Alan Salazar - San Jose, California
Outrageous! I watched this segment in complete disbelief! I simply find it hard to accept that this sort of behavior is tolerated, even acceptable, in Kyrgyzstan. Having grown up in a society where we protected our women (a bad word directed at one of my sisters would have earned you a beatdown by myself and my brothers), I found this practice of "bride kidnapping" utterly incomprehensible. It's tantamount to legalized kidnapping/rape. I devoutly hope that the treatment of women improves by leaps and bounds in that country.

J. Wayne - New York City, New York
I happened to be watching this with my two young children (six and two-and-a- half). My son, who is just six, had me read the subtitles to him, as he was too tired and they went by too fast. I asked him if he understood what was happening, and he said, "No," but had a very disturbed look on his face, realizing that this was not "just a TV show". Somehow, without my explaining, he seemed to understand it was "real". I searched my mind quickly for a way to explain that he could understand. He has been fairly sheltered and home schooled so far. So I said to him, "What if in 20 years your sister was out walking and someone - none of us in our family knew - decided that he wanted to marry her without asking her if she wants to marry HIM. [What if he, without] even knowing what kind of person she is, grabbed her and carried her off to his house, and kept her there until she agreed to marry him, not letting her call us, her family, until the deed was done?" My little boy looked up at me and said in a very small voice,"Scared." I don't know what I expected him to say, but that surprised and touched me. Once again, it convinced me that for true change, you have to start with the children and speak to them of how it affects and has affected their families. Only then will laws already on the books begin to be followed.

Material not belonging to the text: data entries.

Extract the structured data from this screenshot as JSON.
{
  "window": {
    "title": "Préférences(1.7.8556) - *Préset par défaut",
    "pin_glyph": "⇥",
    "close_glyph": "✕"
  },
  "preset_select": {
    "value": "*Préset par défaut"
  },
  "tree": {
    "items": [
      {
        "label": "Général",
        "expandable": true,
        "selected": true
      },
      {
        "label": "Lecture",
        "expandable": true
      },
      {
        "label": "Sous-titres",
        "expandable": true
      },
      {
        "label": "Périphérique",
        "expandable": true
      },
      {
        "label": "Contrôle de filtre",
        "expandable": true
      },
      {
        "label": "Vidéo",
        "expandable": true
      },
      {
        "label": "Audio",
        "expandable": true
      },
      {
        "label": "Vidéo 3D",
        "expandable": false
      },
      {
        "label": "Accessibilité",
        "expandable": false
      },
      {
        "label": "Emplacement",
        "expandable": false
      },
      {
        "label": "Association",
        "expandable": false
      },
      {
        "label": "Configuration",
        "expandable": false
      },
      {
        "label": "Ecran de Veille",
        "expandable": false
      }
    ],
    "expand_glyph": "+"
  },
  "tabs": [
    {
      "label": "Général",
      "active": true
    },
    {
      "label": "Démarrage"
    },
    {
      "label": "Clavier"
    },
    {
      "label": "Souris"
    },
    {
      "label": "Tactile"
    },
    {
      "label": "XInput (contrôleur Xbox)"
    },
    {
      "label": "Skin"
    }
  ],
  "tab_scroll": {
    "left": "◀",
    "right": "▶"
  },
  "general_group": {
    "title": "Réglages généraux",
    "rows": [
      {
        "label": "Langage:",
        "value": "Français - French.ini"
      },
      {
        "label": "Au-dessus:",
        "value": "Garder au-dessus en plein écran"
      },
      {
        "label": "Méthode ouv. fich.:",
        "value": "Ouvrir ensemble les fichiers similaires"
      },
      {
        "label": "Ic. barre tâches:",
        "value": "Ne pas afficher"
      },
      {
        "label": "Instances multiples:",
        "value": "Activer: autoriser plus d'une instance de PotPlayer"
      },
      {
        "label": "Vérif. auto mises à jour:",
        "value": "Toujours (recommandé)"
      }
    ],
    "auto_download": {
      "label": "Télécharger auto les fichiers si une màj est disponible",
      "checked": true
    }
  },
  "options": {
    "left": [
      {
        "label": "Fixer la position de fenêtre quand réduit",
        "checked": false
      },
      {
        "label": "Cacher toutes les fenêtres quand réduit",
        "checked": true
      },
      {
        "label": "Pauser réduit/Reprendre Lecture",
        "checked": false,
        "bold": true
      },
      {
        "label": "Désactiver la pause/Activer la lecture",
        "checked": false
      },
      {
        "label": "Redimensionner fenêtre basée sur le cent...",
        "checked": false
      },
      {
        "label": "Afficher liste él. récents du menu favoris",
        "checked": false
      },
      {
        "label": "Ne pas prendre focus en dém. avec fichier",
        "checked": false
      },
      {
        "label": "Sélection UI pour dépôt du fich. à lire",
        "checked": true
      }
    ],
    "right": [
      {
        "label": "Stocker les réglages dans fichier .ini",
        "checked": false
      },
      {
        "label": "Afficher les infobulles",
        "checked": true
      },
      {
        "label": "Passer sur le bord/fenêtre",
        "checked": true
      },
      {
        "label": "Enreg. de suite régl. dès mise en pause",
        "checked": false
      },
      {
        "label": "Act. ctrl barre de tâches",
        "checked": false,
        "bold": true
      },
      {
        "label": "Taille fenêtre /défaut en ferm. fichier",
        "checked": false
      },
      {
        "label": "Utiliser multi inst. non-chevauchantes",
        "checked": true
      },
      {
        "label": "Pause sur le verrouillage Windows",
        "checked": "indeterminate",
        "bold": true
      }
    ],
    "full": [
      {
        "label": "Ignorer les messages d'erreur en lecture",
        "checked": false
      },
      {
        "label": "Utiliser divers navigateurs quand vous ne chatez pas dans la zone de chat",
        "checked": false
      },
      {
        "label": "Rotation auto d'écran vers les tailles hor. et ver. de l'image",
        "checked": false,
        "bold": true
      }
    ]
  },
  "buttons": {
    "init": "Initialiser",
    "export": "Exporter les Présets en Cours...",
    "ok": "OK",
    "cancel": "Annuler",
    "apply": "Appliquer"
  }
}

Anonymous - Fort Meyers, Florida
I was raised as a migrant worker but I enjoyed my life. I have felt that my children have been taking their lifestyle and freedom for granted. So I had my daughter who is 12 watch the show. She was shocked how culture and tradition was so different in other countries. She seems to understand freedom is a privilege that she must appreciate. I love your FRONTLINE show; it helps me show my daughter to relate to the rest of the world and just not what the new style is.

Daniel Serfaty - Cambridge, Massachusetts
Great story. The ambiguity of people's attitude toward bride kidnapping is well portrayed. Beautiful music, pictures, and cinematography. This documentary filmmaker has a great future.

Rose Jacobsohn - New York, New York
The conditions and status of women in this world is frightening. How sad! I know horrible things are still going on as we speak, but this in particular, I was not aware of... This story/documentary is SO very important! Thank you for showing it. I will pass the info on to other[s]! Thank you again.

Producer/Reporter Petr Lom responds:
Thanks for writing. Please note on the Web site the links to sites about bride kidnapping and women's rights in Kyrgyzstan -- especially the Association of Crisis Centers in Kyrgyzstan. If you know anyone who'd like to help them, pass on the information too.